A Small Reminder For My Overachievers

If you constantly need to have things planned out to proceed with your day or week, chances are, you and I are very similar. Ever since I started university, I have always felt the need to plan out my days; it would help me feel less lost or like I was about to waste a day away. 

With the pandemic, I had to change my ways in order to adapt, and this is something that pretty much all of us can relate to. Having to stay inside all day is hard since we are social by nature. Suddenly having to restrict any kind of contact with friends and acquaintances took a toll on my mental health. Before the pandemic hit, I used to meet up with friends every day, and without realizing it, the days would soon be over. Now that I am usually by myself, I struggle with the lack of human contact. I have always aimed for an excellent GPA, and this goal has amplified since the pandemic hit. 

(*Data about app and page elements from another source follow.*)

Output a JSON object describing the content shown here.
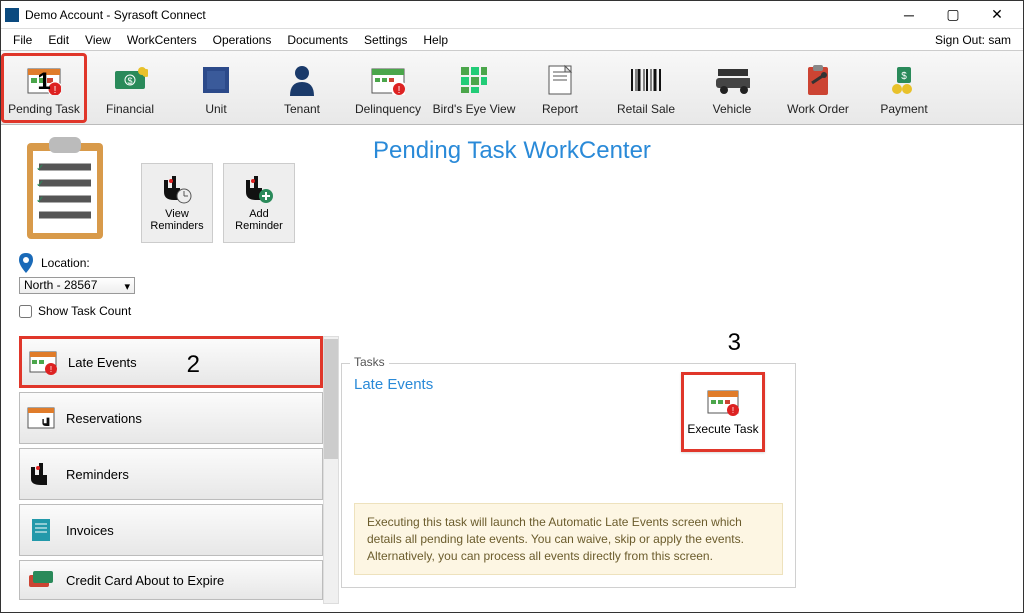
{
  "window": {
    "title": "Demo Account - Syrasoft Connect"
  },
  "signout": "Sign Out: sam",
  "menu": {
    "items": [
      "File",
      "Edit",
      "View",
      "WorkCenters",
      "Operations",
      "Documents",
      "Settings",
      "Help"
    ]
  },
  "ribbon": {
    "items": [
      {
        "label": "Pending Task",
        "icon": "calendar-alert"
      },
      {
        "label": "Financial",
        "icon": "dollar-card"
      },
      {
        "label": "Unit",
        "icon": "unit"
      },
      {
        "label": "Tenant",
        "icon": "person"
      },
      {
        "label": "Delinquency",
        "icon": "calendar-warn"
      },
      {
        "label": "Bird's Eye View",
        "icon": "grid"
      },
      {
        "label": "Report",
        "icon": "document"
      },
      {
        "label": "Retail Sale",
        "icon": "barcode"
      },
      {
        "label": "Vehicle",
        "icon": "car"
      },
      {
        "label": "Work Order",
        "icon": "wrench-clip"
      },
      {
        "label": "Payment",
        "icon": "coins"
      }
    ]
  },
  "page_title": "Pending Task WorkCenter",
  "secondary": {
    "view_reminders": "View\nReminders",
    "add_reminder": "Add\nReminder"
  },
  "location": {
    "label": "Location:",
    "value": "North - 28567"
  },
  "show_task_count_label": "Show Task Count",
  "task_list": [
    {
      "label": "Late Events",
      "icon": "calendar-alert"
    },
    {
      "label": "Reservations",
      "icon": "calendar-hand"
    },
    {
      "label": "Reminders",
      "icon": "hand"
    },
    {
      "label": "Invoices",
      "icon": "invoice"
    },
    {
      "label": "Credit Card About to Expire",
      "icon": "cards"
    }
  ],
  "tasks_panel": {
    "header": "Tasks",
    "title": "Late Events",
    "execute_label": "Execute Task",
    "description": "Executing this task will launch the Automatic Late Events screen which details all pending late events.  You can waive, skip or apply the events.  Alternatively, you can process all events directly from this screen."
  },
  "callouts": {
    "one": "1",
    "two": "2",
    "three": "3"
  }
}
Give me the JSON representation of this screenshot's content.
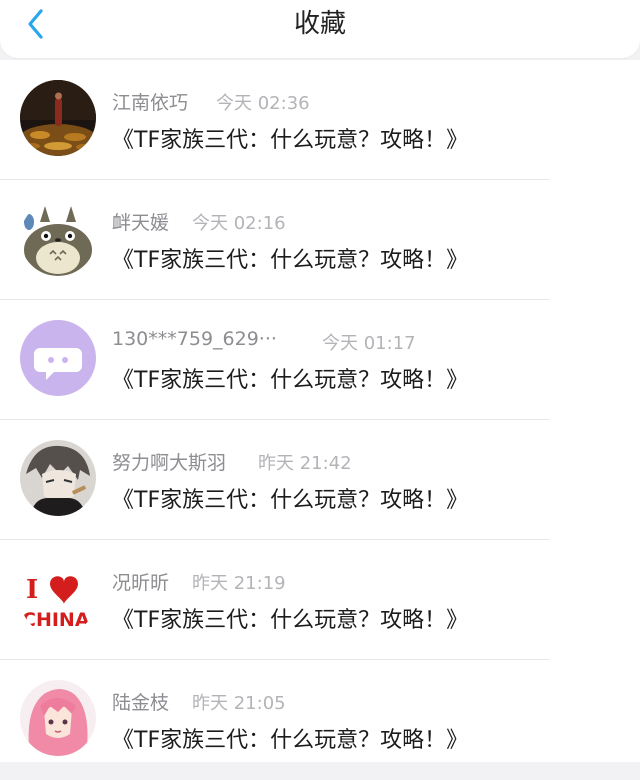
{
  "header": {
    "back_icon": "chevron-left-icon",
    "title": "收藏",
    "accent_color": "#2aa5f0"
  },
  "favorites": [
    {
      "name": "江南依巧",
      "time": "今天 02:36",
      "content": "《TF家族三代：什么玩意？攻略！》",
      "avatar": "monk-statue-avatar"
    },
    {
      "name": "衅天媛",
      "time": "今天 02:16",
      "content": "《TF家族三代：什么玩意？攻略！》",
      "avatar": "totoro-avatar"
    },
    {
      "name": "130***759_629···",
      "time": "今天 01:17",
      "content": "《TF家族三代：什么玩意？攻略！》",
      "avatar": "default-chat-avatar"
    },
    {
      "name": "努力啊大斯羽",
      "time": "昨天 21:42",
      "content": "《TF家族三代：什么玩意？攻略！》",
      "avatar": "anime-boy-avatar"
    },
    {
      "name": "况昕昕",
      "time": "昨天 21:19",
      "content": "《TF家族三代：什么玩意？攻略！》",
      "avatar": "i-love-china-avatar"
    },
    {
      "name": "陆金枝",
      "time": "昨天 21:05",
      "content": "《TF家族三代：什么玩意？攻略！》",
      "avatar": "pink-hair-girl-avatar"
    }
  ],
  "avatar_text": {
    "letter": "I",
    "word": "CHINA"
  }
}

Nowadays, the only thing that makes sense to me is studying, keeping up to date with all my work and getting the best grades I can achieve. As a full-time student, my days are well planned out and I even have the time to volunteer with other activities within the university. However, it usually does not feel like I am doing much. I could spend 8 hours per day studying, but by the time I am resting in the evening and watching some TV shows, I feel guilty for not doing anything productive, like getting an advance on the upcoming week’s readings or assignments. Sometimes I feel lonely because most of the people I know have been struggling to keep up with university work, especially with the pandemic, and don’t have much time to socialize.

As such, I usually dread the end of the term. Everything gets hectic when the last week of classes is just around the corner and we have assignments due. Later on, we have to review for finals and time just flies by. Before you know it, the term has already ended and suddenly, there is nothing else to do. As someone who is so used to busy days studying and participating in activities, I find that the weeks between terms when we have time to rest are the most anxiety-provoking. 

Below are some tips that I have been reading about and that I try to implement during our term breaks to help with my anxiety.  

  1. 1. Plan specific activities for specific days.

    I find that keeping a schedule during breaks is helpful since I am already largely used to them. For example, I can plan to bake on Monday or draw and paint on Tuesday. Knowing that I have something to look forward to makes my days less dreadful.

  2. 2. Reading is a close substitute for studying.

    When I study for my courses, I basically just read a lot (Psychology is so heavy in readings!). So, during breaks, I find it helpful to turn my attention to books and catch up on the latest thrillers. 

  3. 3. Catch up on your favourite TV shows.

    Or, if you end up feeling restless from not doing anything “productive” like me, you can start a new show with a plot that appeals to you. You can even watch documentaries; I love those because I always end up learning interesting things.

It’s always good to remember that breaks are here for a reason. If we keep on studying continuously, it takes a toll on our mental health and we are more prone to burnouts. It’s helpful to use the term breaks as a way of recharging and preparing ourselves for the next semester.